“It was clear to us – and to everyone who loves the PGA Tour and the game of golf as a whole – that the dispute was undermining growth of our sport and threatened the very survival of the PGA Tour, and it was unsustainable,” Price. said “While we had significant wins in the lawsuit, our players, fans, partners, staff, charities and communities would lose out in the long term.”
Price acknowledged that with negotiations for a final deal still unfolding, “there are no guarantees that we will get the final approval” of a deal from the tour’s governing body. Over the weekend, one member of the board, former AT&T chief executive Randall Stephenson, resigned. In a letter about his exit, Stephenson said, “the construction currently being negotiated by management is not one that I can objectively evaluate or in good conscience support.”
Tour executives were eager to show how the deal leaves them positioned to run the day-to-day operations of professional golf. The tour’s commissioner, Jay Monahan, has been signed on as the chief executive of the new company, expected to be called PGA Tour Enterprises, and the tour is expected to fill a majority of the company’s board seats.
They were much less eager to discuss how Yasir al-Rumayyan, the governor of the wealth fund, will serve as the chairman of PGA Tour Enterprises and how the framework agreement envisages vast investment rights for a Riyadh-based fund whose power and value have swelled in. recent years
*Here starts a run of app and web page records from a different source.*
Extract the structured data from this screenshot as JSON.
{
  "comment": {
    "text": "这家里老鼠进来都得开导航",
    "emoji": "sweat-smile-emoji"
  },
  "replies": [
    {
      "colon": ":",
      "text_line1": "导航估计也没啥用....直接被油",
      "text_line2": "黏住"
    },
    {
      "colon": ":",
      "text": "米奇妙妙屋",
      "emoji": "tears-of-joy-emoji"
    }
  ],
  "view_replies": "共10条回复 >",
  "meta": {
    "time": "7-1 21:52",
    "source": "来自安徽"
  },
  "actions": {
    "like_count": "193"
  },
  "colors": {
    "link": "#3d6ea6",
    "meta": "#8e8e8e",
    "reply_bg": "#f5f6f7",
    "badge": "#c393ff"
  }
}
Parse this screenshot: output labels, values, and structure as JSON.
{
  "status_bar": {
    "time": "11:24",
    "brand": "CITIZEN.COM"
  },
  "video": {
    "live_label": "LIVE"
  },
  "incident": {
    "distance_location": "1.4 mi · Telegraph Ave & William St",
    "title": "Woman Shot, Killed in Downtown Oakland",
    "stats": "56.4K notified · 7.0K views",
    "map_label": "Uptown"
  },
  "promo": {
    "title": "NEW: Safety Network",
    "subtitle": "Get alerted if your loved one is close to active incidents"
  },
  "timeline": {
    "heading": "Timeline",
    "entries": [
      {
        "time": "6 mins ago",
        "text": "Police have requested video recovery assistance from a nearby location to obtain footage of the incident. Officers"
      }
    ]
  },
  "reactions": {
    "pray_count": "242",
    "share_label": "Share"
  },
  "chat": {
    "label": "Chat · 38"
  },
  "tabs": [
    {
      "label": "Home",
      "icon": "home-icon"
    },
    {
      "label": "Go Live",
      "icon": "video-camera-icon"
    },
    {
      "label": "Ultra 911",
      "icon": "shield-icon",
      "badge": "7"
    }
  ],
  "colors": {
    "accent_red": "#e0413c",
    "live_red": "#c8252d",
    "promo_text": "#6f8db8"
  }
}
Neither al-Rumayyan nor Norman agreed to testify at Tuesday’s hearing, citing scheduling conflicts. But documents released by the subcommittee suggest both will be factors in an investigation that could last months.
The effort to oust Norman was well under way by May 24, when the chairman of the PGA Tour board, Edward D. Herlihy, sent a proposed cover letter to Michael Klein, a banker working with the wealth fund. The proposal required Norman, as well as a British outfit central to developing LIV, to “cease” work on LIV within a month of “the management transition to the PGA Tour”.